What you have to do: In the data below, how many lines include the word "隐私政策"? Give only the number.

Entries provided:
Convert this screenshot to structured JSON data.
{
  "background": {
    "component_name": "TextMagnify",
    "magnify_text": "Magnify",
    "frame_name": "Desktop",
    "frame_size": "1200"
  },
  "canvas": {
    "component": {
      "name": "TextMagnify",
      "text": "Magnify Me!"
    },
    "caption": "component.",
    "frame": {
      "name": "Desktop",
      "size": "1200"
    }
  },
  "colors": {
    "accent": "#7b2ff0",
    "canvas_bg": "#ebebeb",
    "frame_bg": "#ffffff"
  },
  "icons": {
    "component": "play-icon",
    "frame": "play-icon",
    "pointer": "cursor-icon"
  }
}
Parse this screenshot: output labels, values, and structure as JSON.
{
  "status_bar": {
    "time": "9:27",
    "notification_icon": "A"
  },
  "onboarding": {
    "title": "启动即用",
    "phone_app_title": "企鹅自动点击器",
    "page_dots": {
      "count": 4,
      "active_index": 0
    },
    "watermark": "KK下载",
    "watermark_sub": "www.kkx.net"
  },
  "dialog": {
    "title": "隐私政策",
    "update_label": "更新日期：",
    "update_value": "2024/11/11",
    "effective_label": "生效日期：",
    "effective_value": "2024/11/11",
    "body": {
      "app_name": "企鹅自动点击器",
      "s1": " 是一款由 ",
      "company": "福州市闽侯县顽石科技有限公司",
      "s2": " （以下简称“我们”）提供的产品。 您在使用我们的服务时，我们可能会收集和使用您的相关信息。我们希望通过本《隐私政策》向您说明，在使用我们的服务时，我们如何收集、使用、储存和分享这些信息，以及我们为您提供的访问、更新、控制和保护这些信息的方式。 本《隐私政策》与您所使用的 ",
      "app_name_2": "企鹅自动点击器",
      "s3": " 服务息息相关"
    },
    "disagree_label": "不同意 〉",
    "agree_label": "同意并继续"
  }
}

Result of this exercise: 2